Last week, the governors of 10 states condemned the Obama administration's directive to all public schools to allow males who "self-identify" as female to use girls' restrooms and locker rooms and be able to play on their sports teams. This week, seven more governors joined them.
Governors of Nebraska, Iowa, Georgia, Kansas, North Dakota, Tennessee, and Wyoming joined governors of North Carolina, Texas, Mississippi, Oklahoma, Indiana, Kentucky, Arkansas, Utah, Idaho, and South Dakota in calling the directive an overreach by the federal government.
Here's what the most recent governors said:
NEBRASKA: In a statement sent to us from Gov. Pete Ricketts office, he said, “The President issued an opinion, not a piece of legislation, and not an executive order. It carries no weight of law. Instead of spending time improving our country’s sluggish economy and the lives of American families, the Obama Administration has continued to overreach on issues that should be left up to the states.
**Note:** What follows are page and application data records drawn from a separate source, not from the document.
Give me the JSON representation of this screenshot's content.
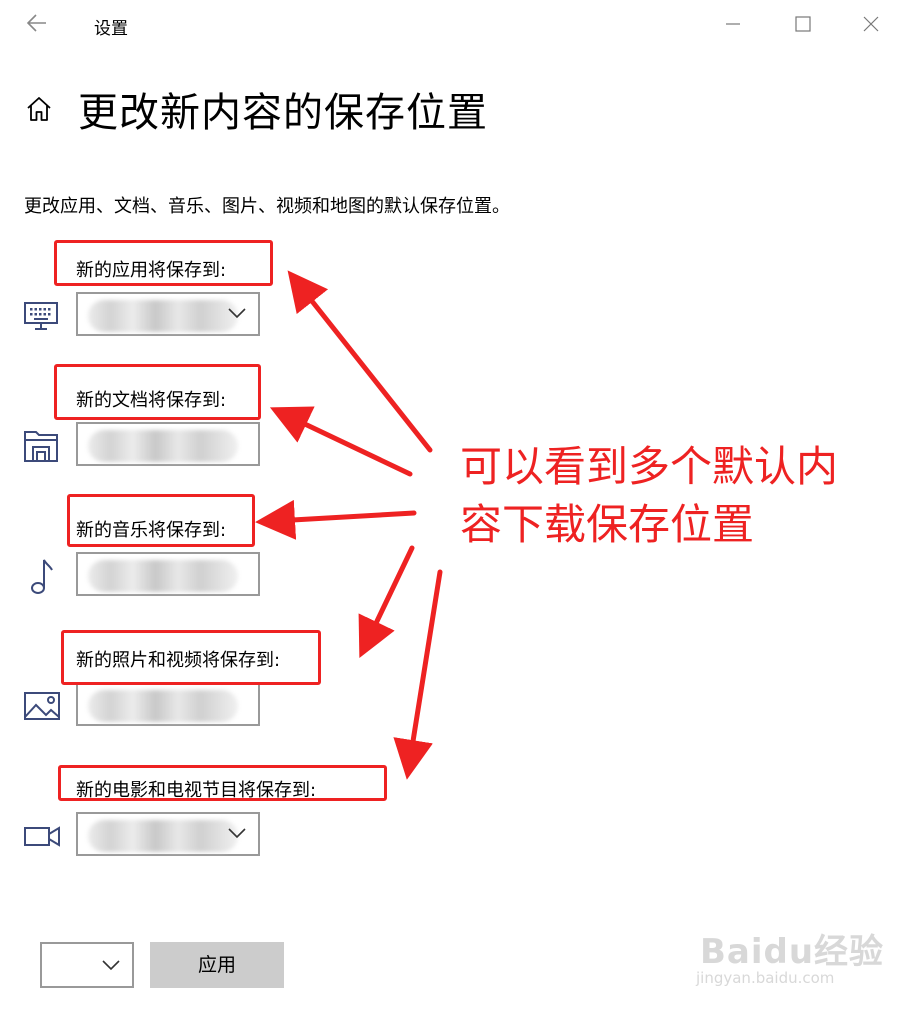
{
  "window": {
    "title": "设置"
  },
  "page": {
    "title": "更改新内容的保存位置",
    "description": "更改应用、文档、音乐、图片、视频和地图的默认保存位置。"
  },
  "settings": [
    {
      "label": "新的应用将保存到:",
      "icon": "keyboard-monitor-icon",
      "has_dropdown": true
    },
    {
      "label": "新的文档将保存到:",
      "icon": "documents-folder-icon",
      "has_dropdown": false
    },
    {
      "label": "新的音乐将保存到:",
      "icon": "music-note-icon",
      "has_dropdown": false
    },
    {
      "label": "新的照片和视频将保存到:",
      "icon": "picture-icon",
      "has_dropdown": false
    },
    {
      "label": "新的电影和电视节目将保存到:",
      "icon": "video-camera-icon",
      "has_dropdown": true
    }
  ],
  "annotation": {
    "text_line1": "可以看到多个默认内",
    "text_line2": "容下载保存位置",
    "color": "#ee2222"
  },
  "footer": {
    "apply_label": "应用"
  },
  "watermark": {
    "brand": "Baidu经验",
    "url": "jingyan.baidu.com"
  },
  "colors": {
    "border": "#999999",
    "button_bg": "#cccccc",
    "accent_icon": "#3c4a7a"
  }
}
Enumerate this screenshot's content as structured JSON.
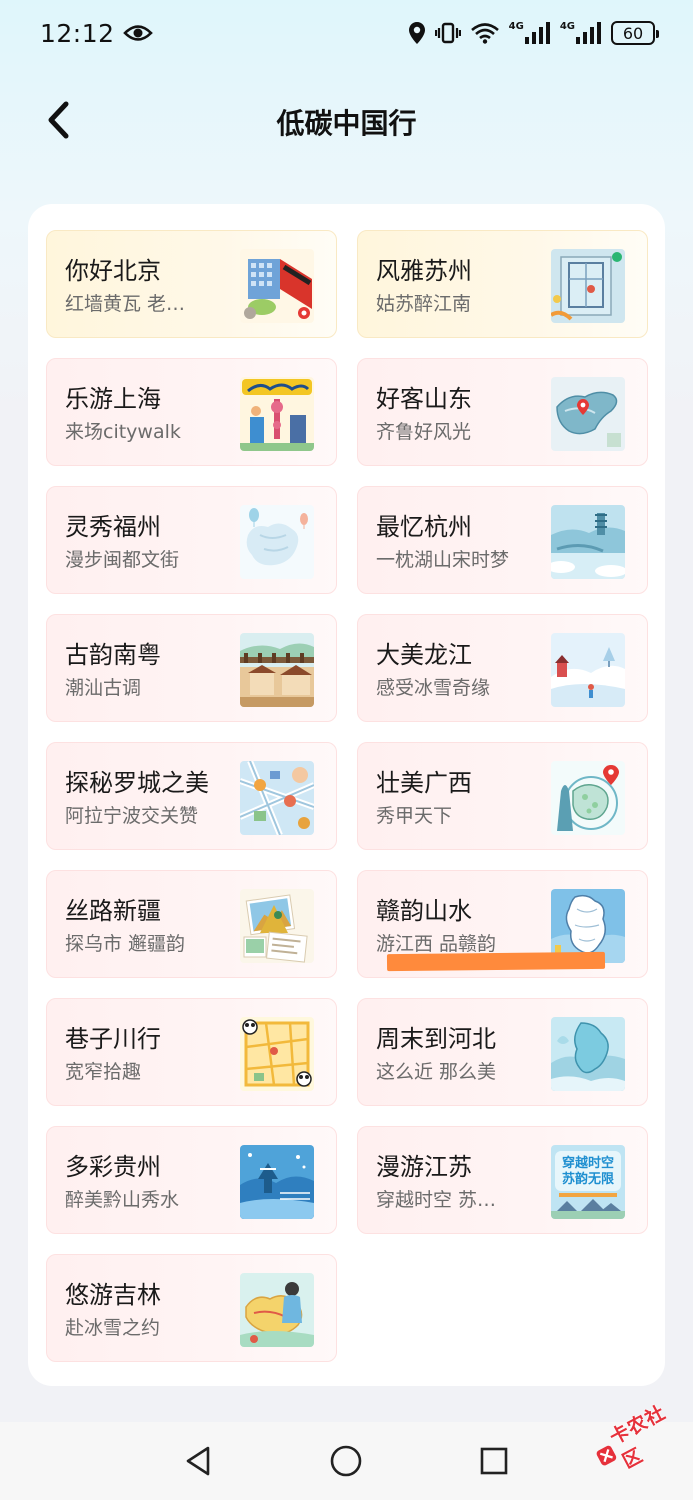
{
  "status_bar": {
    "time": "12:12",
    "network_1": "4G",
    "network_2": "4G",
    "battery": "60"
  },
  "header": {
    "title": "低碳中国行"
  },
  "cards": [
    {
      "title": "你好北京",
      "subtitle": "红墙黄瓦 老…",
      "style": "gold",
      "icon": "beijing-building-thumbnail"
    },
    {
      "title": "风雅苏州",
      "subtitle": "姑苏醉江南",
      "style": "gold",
      "icon": "suzhou-map-thumbnail"
    },
    {
      "title": "乐游上海",
      "subtitle": "来场citywalk",
      "style": "pink",
      "icon": "shanghai-citywalk-thumbnail"
    },
    {
      "title": "好客山东",
      "subtitle": "齐鲁好风光",
      "style": "pink",
      "icon": "shandong-map-thumbnail"
    },
    {
      "title": "灵秀福州",
      "subtitle": "漫步闽都文街",
      "style": "pink",
      "icon": "fuzhou-map-thumbnail"
    },
    {
      "title": "最忆杭州",
      "subtitle": "一枕湖山宋时梦",
      "style": "pink",
      "icon": "hangzhou-landscape-thumbnail"
    },
    {
      "title": "古韵南粤",
      "subtitle": "潮汕古调",
      "style": "pink",
      "icon": "chaoshan-town-thumbnail"
    },
    {
      "title": "大美龙江",
      "subtitle": "感受冰雪奇缘",
      "style": "pink",
      "icon": "heilongjiang-snow-thumbnail"
    },
    {
      "title": "探秘罗城之美",
      "subtitle": "阿拉宁波交关赞",
      "style": "pink",
      "icon": "ningbo-map-thumbnail"
    },
    {
      "title": "壮美广西",
      "subtitle": "秀甲天下",
      "style": "pink",
      "icon": "guangxi-map-thumbnail"
    },
    {
      "title": "丝路新疆",
      "subtitle": "探乌市 邂疆韵",
      "style": "pink",
      "icon": "xinjiang-postcard-thumbnail"
    },
    {
      "title": "赣韵山水",
      "subtitle": "游江西 品赣韵",
      "style": "pink",
      "icon": "jiangxi-map-thumbnail"
    },
    {
      "title": "巷子川行",
      "subtitle": "宽窄拾趣",
      "style": "pink",
      "icon": "sichuan-map-thumbnail"
    },
    {
      "title": "周末到河北",
      "subtitle": "这么近 那么美",
      "style": "pink",
      "icon": "hebei-map-thumbnail"
    },
    {
      "title": "多彩贵州",
      "subtitle": "醉美黔山秀水",
      "style": "pink",
      "icon": "guizhou-scenery-thumbnail"
    },
    {
      "title": "漫游江苏",
      "subtitle": "穿越时空 苏…",
      "style": "pink",
      "icon": "jiangsu-poster-thumbnail",
      "thumb_text_1": "穿越时空",
      "thumb_text_2": "苏韵无限"
    },
    {
      "title": "悠游吉林",
      "subtitle": "赴冰雪之约",
      "style": "pink",
      "icon": "jilin-map-thumbnail"
    }
  ],
  "watermark": {
    "text": "卡农社区"
  },
  "colors": {
    "card_pink_bg": "#fff0f0",
    "card_gold_bg": "#fff6dc",
    "highlight": "#ff8a3c",
    "watermark": "#e6313b"
  }
}
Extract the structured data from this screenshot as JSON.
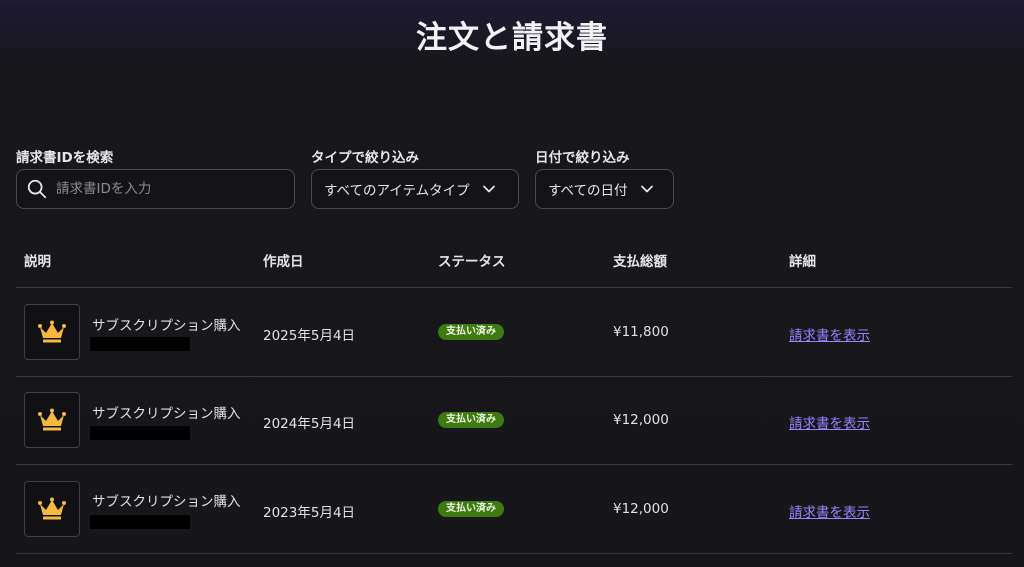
{
  "page": {
    "title": "注文と請求書"
  },
  "filters": {
    "search_label": "請求書IDを検索",
    "search_placeholder": "請求書IDを入力",
    "type_label": "タイプで絞り込み",
    "type_value": "すべてのアイテムタイプ",
    "date_label": "日付で絞り込み",
    "date_value": "すべての日付"
  },
  "table": {
    "headers": [
      "説明",
      "作成日",
      "ステータス",
      "支払総額",
      "詳細"
    ],
    "rows": [
      {
        "description": "サブスクリプション購入",
        "date": "2025年5月4日",
        "status": "支払い済み",
        "amount": "¥11,800",
        "details": "請求書を表示"
      },
      {
        "description": "サブスクリプション購入",
        "date": "2024年5月4日",
        "status": "支払い済み",
        "amount": "¥12,000",
        "details": "請求書を表示"
      },
      {
        "description": "サブスクリプション購入",
        "date": "2023年5月4日",
        "status": "支払い済み",
        "amount": "¥12,000",
        "details": "請求書を表示"
      }
    ]
  },
  "colors": {
    "accent_link": "#9b82ff",
    "badge_paid": "#3e7a10",
    "crown": "#f5b942"
  },
  "icons": {
    "search": "search-icon",
    "chevron": "chevron-down-icon",
    "product": "crown-icon"
  }
}
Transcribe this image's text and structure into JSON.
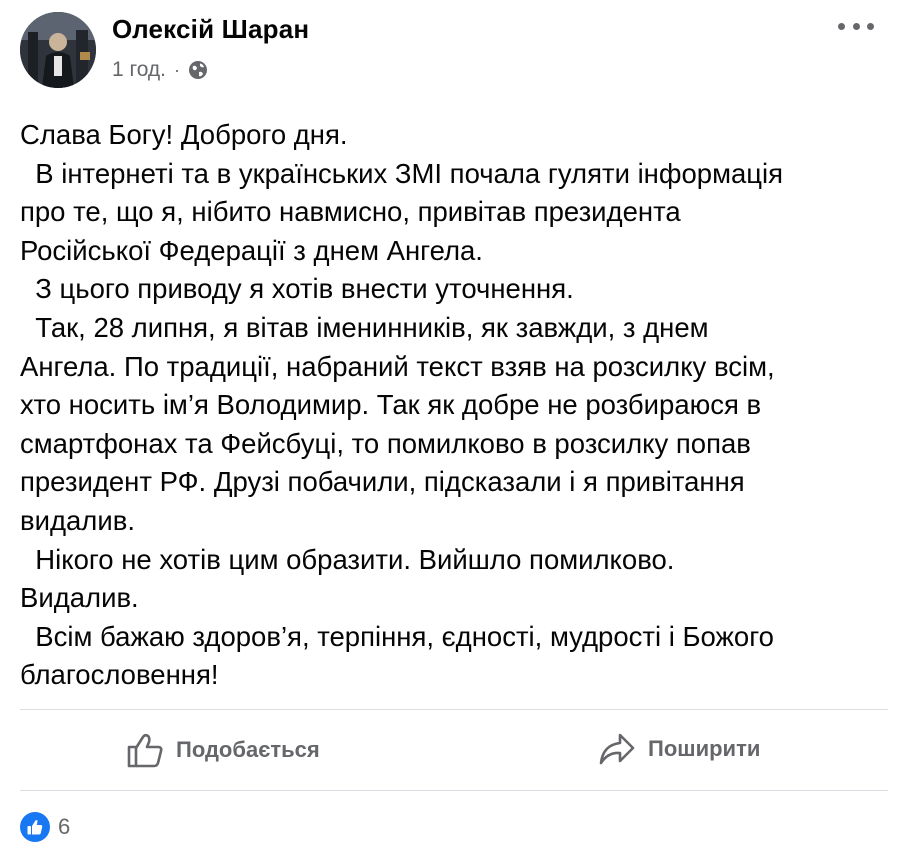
{
  "post": {
    "author": "Олексій Шаран",
    "time": "1 год.",
    "separator": "·",
    "privacy_icon": "globe-icon",
    "more_icon": "more-options-icon",
    "lines": [
      "Слава Богу! Доброго дня.",
      "  В інтернеті та в українських ЗМІ почала гуляти інформація",
      "про те, що я, нібито навмисно, привітав президента",
      "Російської Федерації з днем Ангела.",
      "  З цього приводу я хотів внести уточнення.",
      "  Так, 28 липня, я вітав іменинників, як завжди, з днем",
      "Ангела. По традиції, набраний текст взяв на розсилку всім,",
      "хто носить ім’я Володимир. Так як добре не розбираюся в",
      "смартфонах та Фейсбуці, то помилково в розсилку попав",
      "президент РФ. Друзі побачили, підсказали і я привітання",
      "видалив.",
      "  Нікого не хотів цим образити. Вийшло помилково.",
      "Видалив.",
      "  Всім бажаю здоров’я, терпіння, єдності, мудрості і Божого",
      "благословення!"
    ]
  },
  "actions": {
    "like_label": "Подобається",
    "share_label": "Поширити"
  },
  "reactions": {
    "count": "6",
    "icon": "thumbs-up-reaction-icon"
  },
  "colors": {
    "accent": "#1877f2",
    "secondary_text": "#65676b",
    "divider": "#dadde1"
  }
}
I call on the State Board of Education and local elected school board members across the state to reject the bullying of the Obama Administration on this important issue.”
IOWA: According to the Des Moines Register, Gov. Terry Branstad said, "I think there are bigger and more important issues that the president should be addressing, such as protecting the security of Americans and more effectively addressing the threat to our very lives and well-being, and the targeting of military and law enforcement and now of business people that we see occurring from our enemies."
GEORGIA: According to the Gainesville Times, Gov. Nathan Deal called the directive and "abuse of federal executive authority" and said he would fight against it. He also noted that "the departments of Justice and Education have threatened to revoke federal funding from schools that fail to comply."
KANSAS: According to KSNW, Gov. Sam Brownback condemned the Obama administration's action as "an unprecedented example of executive over-reach" and said, "States, not the federal government, have the primary responsibility for directing education policy."
NORTH DAKOTA: According to CBS Minnesota, Gov. Jack Dalrymple said, “President Obama’s directive is another example of federal overreach and a blatant threat to withhold funding that is vital to student success."
TENNESSEE: According to WREG, Gov. Bill Haslam denounced the directive as "heavy-handed" and said, "Decisions on sensitive issues such as these should continue to be made at the local level based on the unique needs of students, families, schools and districts while working closely with the local school board counsel, understanding that this is an emerging area of law that will ultimately be settled by the courts.”
WYOMING: According to KGWN, Gov. Matt Mead said, "The threat of losing federal funds does not sit well with us in Wyoming. Education is rightly controlled by our local school districts and they deal everyday with matters that affect student safety and privacy. We will continue to honor local control and we will resist this latest action by the Administration.”
What do you think of this?